Fortunately, Ronan is a phenomenal actress capable of making such a driven, hard-headed character so likeable that her stubbornness comes across as justified rather than a flaw - right up to the point where she admits that she is lonely because of the way she has acted in her life. Jo could've easily been an irritating character in the hands of a lesser actress, but Ronan is too good to let that happen.
With so many characters who are so similar in their treatment of each other, yet having their own lives, especially with the jumps back and forth between various points in their lives, Little Women could've have ended up a jumbled mess, but Greta Gerwig proves just how amazing a director she is by ensuring this doesn't happen. Writing it out like that might make it sound very simple, but it really, really isn't and just goes to show how supremely talented a film-maker she is.
From a story-telling perspective, the only problem I had was when a certain character exits the movie and it's probably more on me than the movie as what happens was likely directorial intent. After this particular exit, the movie feels a little aimless for the following 5-10 minutes - which reflects how the characters are feeling, but was the only time that my immersion in the world of Little Women came close to breaking.

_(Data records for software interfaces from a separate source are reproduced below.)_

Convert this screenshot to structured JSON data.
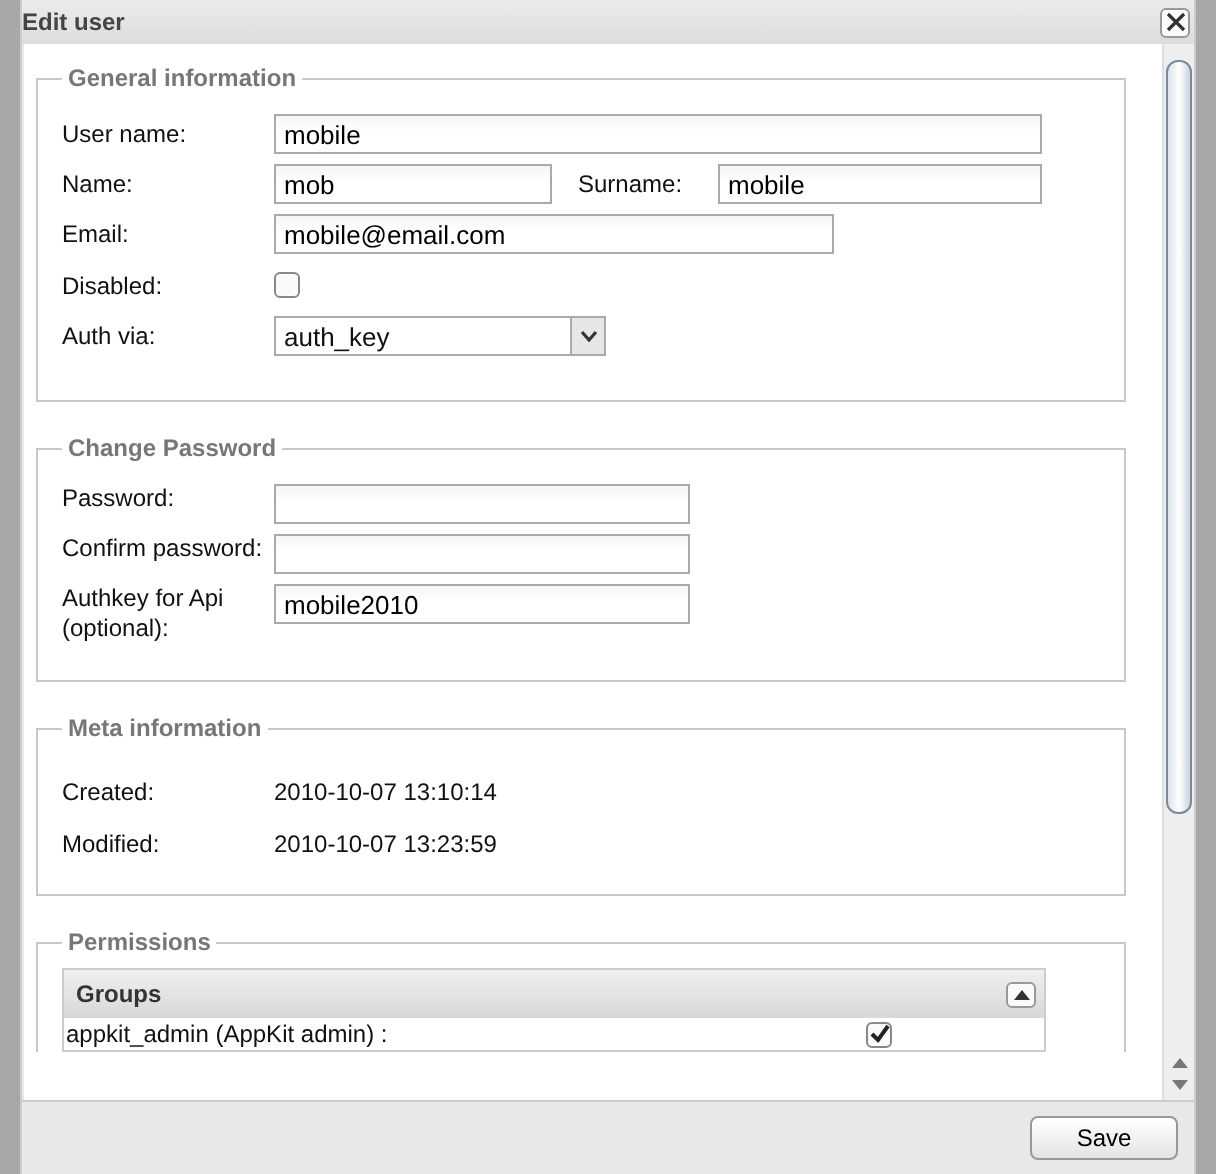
{
  "window": {
    "title": "Edit user"
  },
  "general": {
    "title": "General information",
    "fields": [
      {
        "kind": "text",
        "label": "User name:",
        "value": "mobile"
      },
      {
        "kind": "pair",
        "label": "Name:",
        "value": "mob",
        "label_2": "Surname:",
        "value_2": "mobile"
      },
      {
        "kind": "text",
        "label": "Email:",
        "value": "mobile@email.com"
      },
      {
        "kind": "checkbox",
        "label": "Disabled:",
        "checked": false
      },
      {
        "kind": "select",
        "label": "Auth via:",
        "value": "auth_key"
      }
    ]
  },
  "password": {
    "title": "Change Password",
    "fields": [
      {
        "label": "Password:"
      },
      {
        "label": "Confirm password:"
      },
      {
        "label": "Authkey for Api (optional):",
        "value": "mobile2010"
      }
    ]
  },
  "meta": {
    "title": "Meta information",
    "rows": [
      {
        "label": "Created:",
        "value": "2010-10-07 13:10:14"
      },
      {
        "label": "Modified:",
        "value": "2010-10-07 13:23:59"
      }
    ]
  },
  "permissions": {
    "title": "Permissions",
    "groups": {
      "title": "Groups",
      "expanded": true,
      "rows": [
        {
          "label": "appkit_admin (AppKit admin) :",
          "checked": true
        }
      ]
    }
  },
  "buttons": [
    "Save"
  ]
}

The only real issue I have with the movie is the score. Even then, only a part of it. Yes, Little Women is that good that I have to nit-pick like this to find a faults with it. In general, it's very much like a lot of film scores these days: the music might well enhance a scene without being anything noticeable in itself. It's just a shame it's not always like that.
In happier scenes, the score sometimes feels a little too light and lacking in genuine emotion. I have to admit that I don't know whether this is really the music not being up to scratch, or the actresses being so good at radiating pure love, joy and happiness that any composer would've struggled to come up with music to match the talent on show.
Little Women is a great, great movie that I wasn't expecting to enjoy anywhere near as much as I did. The performances of the four March sisters are so good, containing so much honest, happy emotion, that you'll wish this movie was an hour longer than it is. I simply cannot wait to see it again when it's officially released so I can spend more time with these little women.
Why a 10/10? Did you see how pathetically insignificant my nit-picking was to try and find some kind of fault with this movie? And they only stand out because of how damned good everything else is here - it's not that there's no weak performances, there's nothing less than absolute excellence on display here from start to finish.
If I'm being completely honest, Little Women isn't a movie that I would've chosen to see normally, but I'm so glad I did and have to thank my friend for convincing me to go and see it with her. If I had seen this at a later date, I would've been kicking myself for not seeing it as soon as I could, which is what I recommend everyone else should do.